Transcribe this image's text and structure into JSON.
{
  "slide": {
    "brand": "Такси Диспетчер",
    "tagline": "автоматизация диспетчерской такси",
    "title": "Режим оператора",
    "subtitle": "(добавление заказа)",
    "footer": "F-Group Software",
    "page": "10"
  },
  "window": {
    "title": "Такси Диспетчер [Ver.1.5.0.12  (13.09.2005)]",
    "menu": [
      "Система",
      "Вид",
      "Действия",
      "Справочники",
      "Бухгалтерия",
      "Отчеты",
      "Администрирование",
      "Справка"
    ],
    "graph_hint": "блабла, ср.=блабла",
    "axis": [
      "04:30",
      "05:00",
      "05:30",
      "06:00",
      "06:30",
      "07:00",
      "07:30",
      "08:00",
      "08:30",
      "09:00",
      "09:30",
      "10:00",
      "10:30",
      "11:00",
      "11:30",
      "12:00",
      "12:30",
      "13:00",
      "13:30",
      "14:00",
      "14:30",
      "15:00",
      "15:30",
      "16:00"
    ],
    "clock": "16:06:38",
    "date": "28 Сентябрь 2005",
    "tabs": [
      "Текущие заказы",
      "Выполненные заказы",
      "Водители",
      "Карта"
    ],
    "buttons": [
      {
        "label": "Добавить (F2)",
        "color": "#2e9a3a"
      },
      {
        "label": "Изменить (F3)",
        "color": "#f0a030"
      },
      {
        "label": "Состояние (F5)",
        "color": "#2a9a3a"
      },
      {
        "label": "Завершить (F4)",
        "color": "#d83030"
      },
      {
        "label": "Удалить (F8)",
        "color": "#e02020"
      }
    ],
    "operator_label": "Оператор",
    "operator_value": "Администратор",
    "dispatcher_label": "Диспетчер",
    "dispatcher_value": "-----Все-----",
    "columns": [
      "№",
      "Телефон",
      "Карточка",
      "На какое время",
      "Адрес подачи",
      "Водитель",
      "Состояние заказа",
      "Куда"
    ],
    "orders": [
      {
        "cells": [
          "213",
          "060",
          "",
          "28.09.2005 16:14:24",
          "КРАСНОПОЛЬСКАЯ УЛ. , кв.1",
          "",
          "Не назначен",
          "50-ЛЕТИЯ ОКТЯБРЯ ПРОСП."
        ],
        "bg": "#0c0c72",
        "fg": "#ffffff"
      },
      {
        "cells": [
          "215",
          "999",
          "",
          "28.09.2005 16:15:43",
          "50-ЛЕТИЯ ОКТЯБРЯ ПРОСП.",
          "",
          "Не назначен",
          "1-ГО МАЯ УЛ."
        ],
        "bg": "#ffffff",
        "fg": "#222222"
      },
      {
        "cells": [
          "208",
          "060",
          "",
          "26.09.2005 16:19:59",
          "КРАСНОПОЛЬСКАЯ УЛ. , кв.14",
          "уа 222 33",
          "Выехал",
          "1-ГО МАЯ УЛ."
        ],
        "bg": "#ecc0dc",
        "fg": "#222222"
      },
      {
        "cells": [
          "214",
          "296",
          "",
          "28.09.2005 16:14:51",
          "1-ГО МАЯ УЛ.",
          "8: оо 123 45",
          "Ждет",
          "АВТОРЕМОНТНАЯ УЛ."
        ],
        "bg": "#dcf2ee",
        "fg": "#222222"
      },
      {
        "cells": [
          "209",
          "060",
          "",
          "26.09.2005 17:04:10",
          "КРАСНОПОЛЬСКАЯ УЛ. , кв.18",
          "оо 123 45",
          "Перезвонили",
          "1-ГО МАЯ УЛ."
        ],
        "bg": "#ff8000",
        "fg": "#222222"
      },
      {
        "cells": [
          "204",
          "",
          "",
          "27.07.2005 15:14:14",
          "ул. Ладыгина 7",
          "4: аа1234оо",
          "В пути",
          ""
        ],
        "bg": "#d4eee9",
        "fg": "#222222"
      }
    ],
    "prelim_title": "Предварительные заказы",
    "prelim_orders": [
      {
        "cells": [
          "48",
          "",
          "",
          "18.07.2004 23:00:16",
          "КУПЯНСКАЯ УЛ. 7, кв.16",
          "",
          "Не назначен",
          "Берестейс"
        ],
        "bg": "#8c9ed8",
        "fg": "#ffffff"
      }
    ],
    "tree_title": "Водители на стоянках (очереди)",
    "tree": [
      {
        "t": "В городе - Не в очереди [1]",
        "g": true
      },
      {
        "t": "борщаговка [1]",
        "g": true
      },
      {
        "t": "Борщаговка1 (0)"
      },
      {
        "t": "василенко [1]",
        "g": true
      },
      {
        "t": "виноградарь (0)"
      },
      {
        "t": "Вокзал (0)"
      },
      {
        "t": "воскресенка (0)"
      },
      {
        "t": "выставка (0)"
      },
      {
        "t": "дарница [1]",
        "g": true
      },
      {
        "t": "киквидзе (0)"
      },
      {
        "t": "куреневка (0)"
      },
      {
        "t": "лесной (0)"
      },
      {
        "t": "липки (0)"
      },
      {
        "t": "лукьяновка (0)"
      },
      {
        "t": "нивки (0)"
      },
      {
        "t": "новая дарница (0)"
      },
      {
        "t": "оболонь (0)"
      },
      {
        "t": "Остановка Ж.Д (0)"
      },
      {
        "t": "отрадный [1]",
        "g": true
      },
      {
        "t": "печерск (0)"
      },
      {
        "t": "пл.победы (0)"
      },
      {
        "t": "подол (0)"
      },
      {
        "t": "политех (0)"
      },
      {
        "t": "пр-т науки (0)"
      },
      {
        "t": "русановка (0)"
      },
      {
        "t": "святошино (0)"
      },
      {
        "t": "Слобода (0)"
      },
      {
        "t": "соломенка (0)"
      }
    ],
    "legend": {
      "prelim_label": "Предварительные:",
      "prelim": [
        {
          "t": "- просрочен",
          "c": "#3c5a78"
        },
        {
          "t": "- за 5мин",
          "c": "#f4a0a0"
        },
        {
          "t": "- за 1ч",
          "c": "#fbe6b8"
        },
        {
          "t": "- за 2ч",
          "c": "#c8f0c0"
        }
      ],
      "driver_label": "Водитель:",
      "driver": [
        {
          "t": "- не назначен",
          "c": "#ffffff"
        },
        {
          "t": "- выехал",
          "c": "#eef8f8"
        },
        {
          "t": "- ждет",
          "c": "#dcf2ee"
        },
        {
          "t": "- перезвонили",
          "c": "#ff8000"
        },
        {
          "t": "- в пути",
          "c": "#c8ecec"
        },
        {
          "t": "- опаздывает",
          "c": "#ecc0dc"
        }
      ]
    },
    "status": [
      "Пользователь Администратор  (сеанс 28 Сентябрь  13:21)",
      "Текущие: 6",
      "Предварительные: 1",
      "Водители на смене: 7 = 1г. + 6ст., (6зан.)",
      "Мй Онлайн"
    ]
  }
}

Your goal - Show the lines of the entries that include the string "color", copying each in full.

The answer -
        "color": "#2e9a3a"
        "color": "#f0a030"
        "color": "#2a9a3a"
        "color": "#d83030"
        "color": "#e02020"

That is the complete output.